Around 600 workers at the Shashikar Garment Factory in Peenya were recently forced to resign without prior notice. The workers now allege that the management is not returning their Provident Fund.
The management had experienced huge losses and hence the factory was shut down on April 13.
Raju, an activist associated with the workers of the factory, told TNM that even before the factory shut down, the management did not pay the workers on time.
“The workers would receive their wages two months later. They had appealed to the manager, Krishnamurthy, who refused to agree to their demands of timely payment. They receive a minimal amount of Rs 301 as daily wages. The Department of Labour had suggested an increase of Rs 12.50, but this was not fulfilled either. They do not receive any benefits mentioned in the 7th pay commission, which was approved by the Karnataka government,” Raju says.
Besides delay in the receipt of salary, the workers allege that the managers at the factory sexually harassed women workers.
“Women workers are sexually harassed. Managers and supervisors call them privately and touch them inappropriately. They are tortured if they do not agree to it and are told to produce more garments in less time. The organisation does not have a proper internal complaints committee in place. Workers do not want to speak about the sexual harassment and torture due to fear of management wrath,” Raju claims.
Distraught by the treatment doled out to them, the workers approached the Deputy Labour Commissioner and protested outside the Karmika Bhavan in the city on April 17.
“The workers approached me on April 20. After multiple requests and protests, the company paid them their salary, but the workers have not received their Provident Fund settlement.

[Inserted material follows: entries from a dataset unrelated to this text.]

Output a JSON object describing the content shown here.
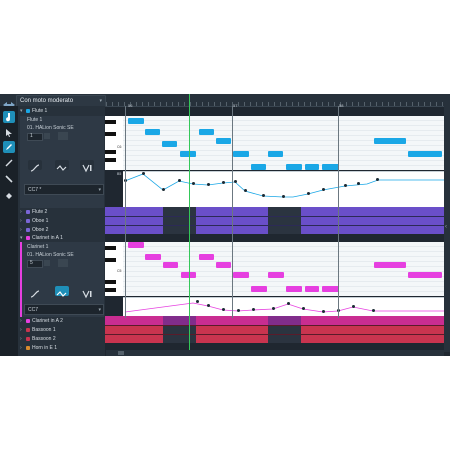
{
  "header": {
    "tempo_label": "Con moto moderato",
    "bar_numbers": [
      "56",
      "57",
      "58"
    ]
  },
  "toolbar": {
    "tools": [
      "arrow-tool",
      "object-select-tool",
      "draw-tool",
      "line-tool",
      "knife-tool",
      "eraser-tool"
    ],
    "active_tool": "draw-tool"
  },
  "tracks_top": [
    {
      "name": "Flute 1",
      "expanded": true
    }
  ],
  "flute": {
    "track_name": "Flute 1",
    "instrument": "01. HALion Sonic SE",
    "channel": "1",
    "cc_label": "CC7 *",
    "octave_label": "C6",
    "octave_label_low": "B5"
  },
  "tracks_mid": [
    {
      "name": "Flute 2"
    },
    {
      "name": "Oboe 1"
    },
    {
      "name": "Oboe 2"
    },
    {
      "name": "Clarinet in A 1"
    }
  ],
  "clarinet": {
    "track_name": "Clarinet 1",
    "instrument": "01. HALion Sonic SE",
    "channel": "5",
    "cc_label": "CC7",
    "octave_label": "C5"
  },
  "tracks_bottom": [
    {
      "name": "Clarinet in A 2"
    },
    {
      "name": "Bassoon 1"
    },
    {
      "name": "Bassoon 2"
    },
    {
      "name": "Horn in E 1"
    }
  ],
  "colors": {
    "flute_note": "#1aa7e6",
    "clarinet_note": "#e63fe0",
    "woodwind_lane": "#6a4fc9",
    "bassoon_lane": "#c9344f",
    "playhead": "#34c759",
    "panel": "#1f2730"
  }
}
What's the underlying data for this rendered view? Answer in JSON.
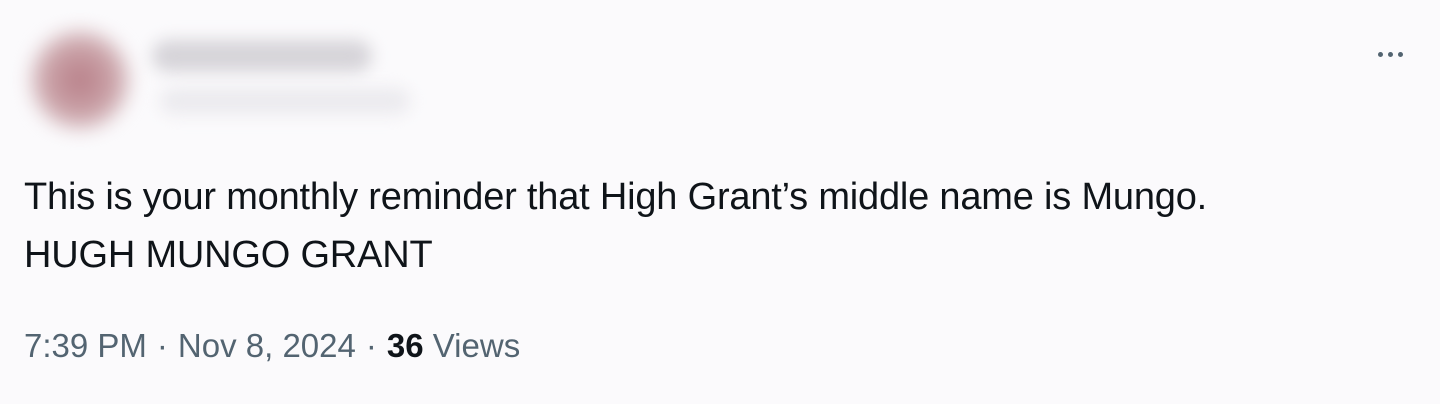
{
  "author": {
    "name": "",
    "handle": ""
  },
  "tweet": {
    "lines": [
      "This is your monthly reminder that High Grant’s middle name is Mungo.",
      "HUGH MUNGO GRANT"
    ]
  },
  "meta": {
    "time": "7:39 PM",
    "date": "Nov 8, 2024",
    "separator": "·",
    "views_count": "36",
    "views_label": "Views"
  },
  "icons": {
    "more": "more-horizontal-icon"
  },
  "colors": {
    "background": "#fbfafc",
    "text_primary": "#0f1419",
    "text_secondary": "#536471"
  }
}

A meeting with the representatives of the workers and factory management was arranged at my office on April 25. But the management authorities did not attend the meeting and refused to answer my calls,” Venkatesh Shindihatti, Deputy Labour Commissioner, told TNM.
According to the Deputy Labour Commissioner, the management had earlier agreed to accommodate the workers in another unit of the factory.

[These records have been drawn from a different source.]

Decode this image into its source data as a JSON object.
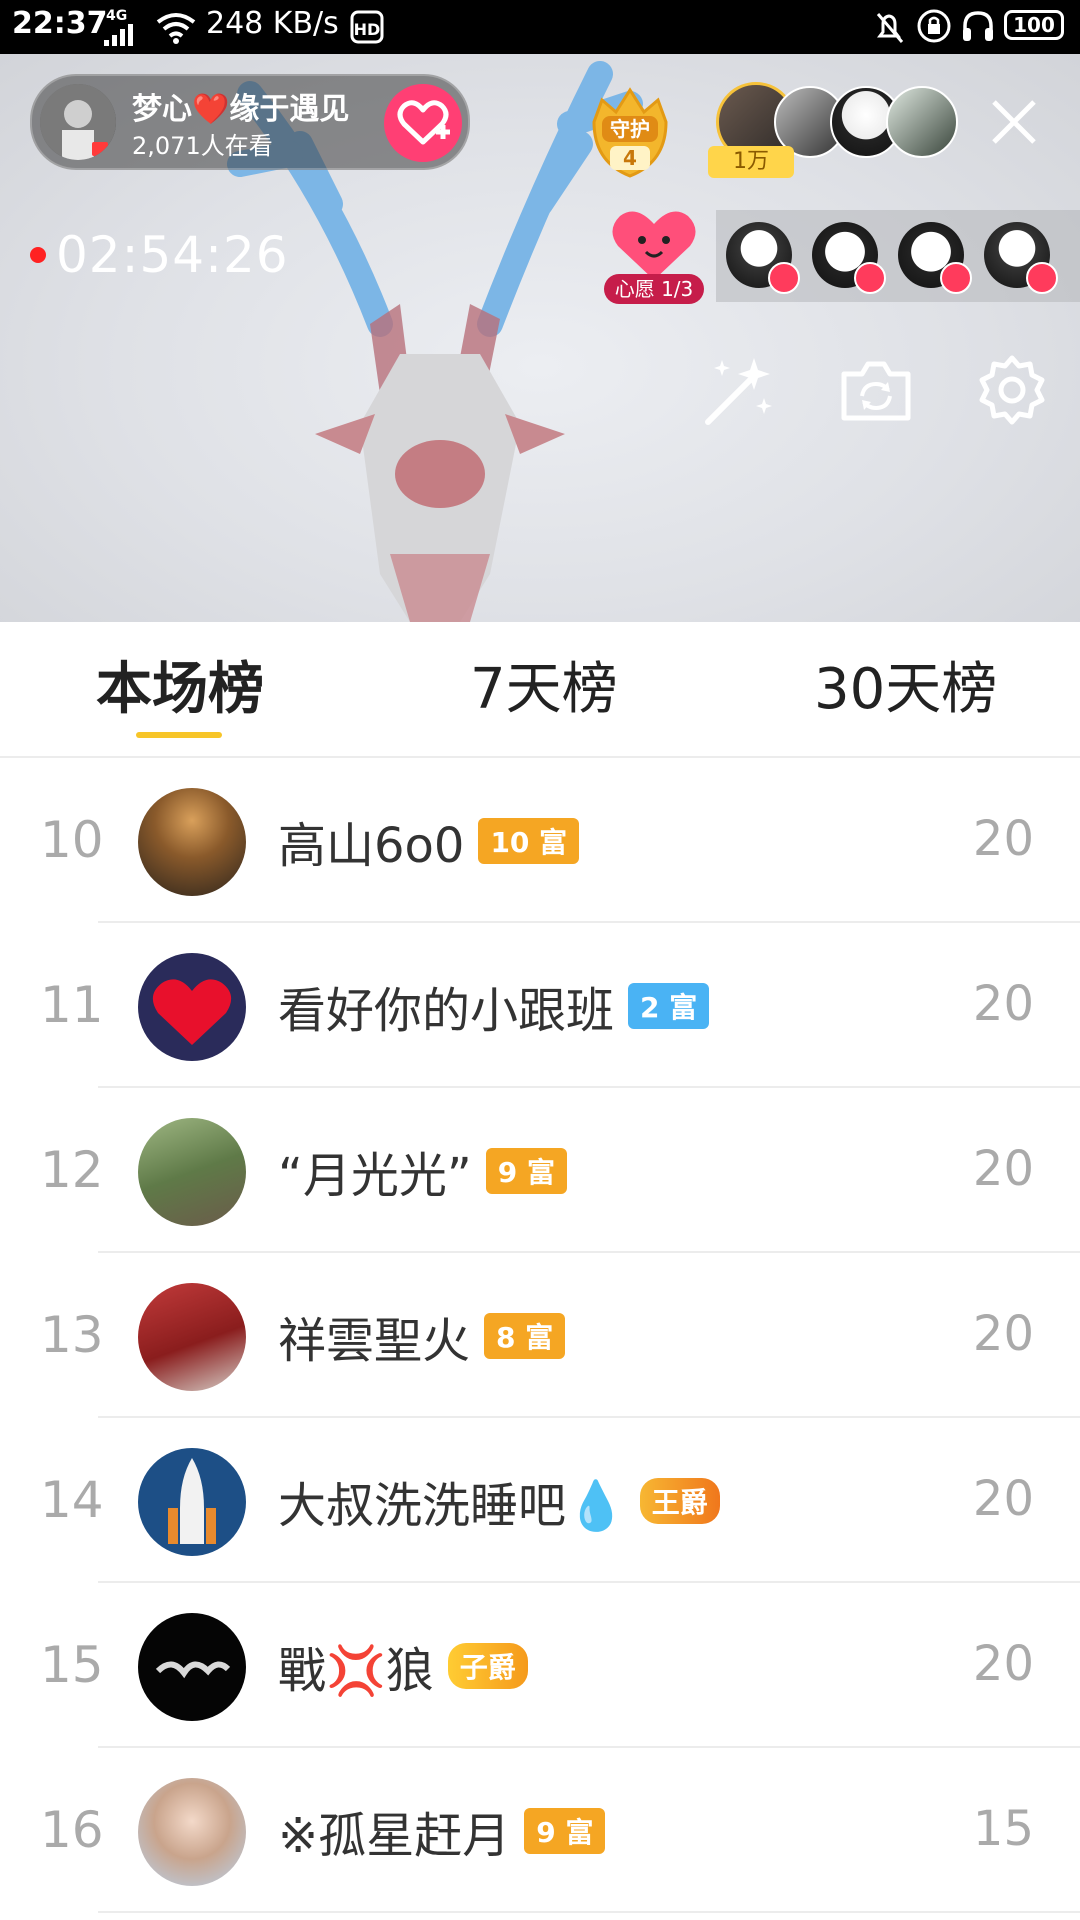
{
  "status_bar": {
    "time": "22:37",
    "network": "4G",
    "speed": "248 KB/s",
    "battery": "100"
  },
  "live": {
    "host_name": "梦心❤️缘于遇见",
    "viewers": "2,071人在看",
    "guard_label": "守护",
    "guard_count": "4",
    "top_fan_tag": "1万",
    "timer": "02:54:26",
    "wish_label": "心愿 1/3"
  },
  "tabs": [
    {
      "label": "本场榜",
      "active": true
    },
    {
      "label": "7天榜",
      "active": false
    },
    {
      "label": "30天榜",
      "active": false
    }
  ],
  "rows": [
    {
      "rank": "10",
      "name": "高山6o0",
      "badge": "10 富",
      "badge_color": "#f5a623",
      "score": "20"
    },
    {
      "rank": "11",
      "name": "看好你的小跟班",
      "badge": "2 富",
      "badge_color": "#4ab3f4",
      "score": "20"
    },
    {
      "rank": "12",
      "name": "“月光光”",
      "badge": "9 富",
      "badge_color": "#f5a623",
      "score": "20"
    },
    {
      "rank": "13",
      "name": "祥雲聖火",
      "badge": "8 富",
      "badge_color": "#f5a623",
      "score": "20"
    },
    {
      "rank": "14",
      "name": "大叔洗洗睡吧💧",
      "badge": "王爵",
      "badge_color": "#f08a1c",
      "score": "20"
    },
    {
      "rank": "15",
      "name": "戰💢狼",
      "badge": "子爵",
      "badge_color": "#f5a623",
      "score": "20"
    },
    {
      "rank": "16",
      "name": "※孤星赶月",
      "badge": "9 富",
      "badge_color": "#f5a623",
      "score": "15"
    }
  ]
}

“The factory has four units. Initially the management agreed to accommodate the workers in the first unit. However, they changed this decision and later mentioned that they would reopen the second unit and allow workers to work for less pay. I sent my officers to seek the latest details and was informed that the second unit has not yet commenced operations, nor have the workers been given any compensation in the form of employment in the first unit or their Provident Fund,” Shindihatti added.
The third and fourth units of the factory were also shut down a few months ago. This is not just one case of garment factory workers in the city. In November last year, 500 workers at the Shahi Exports factory in the Kaggalipura area were forced to resign due to similar reasons.
“The jobs of garment workers in Bengaluru are under threat due to ill-treatment by management, financial losses and sexual harassment at the workplace. Additionally, the working conditions are bad. They are forced to work for long hours without time for food or water and without proper sanitation. Management does not follow the Labour laws. Their concerns need to be addressed,” Raju says.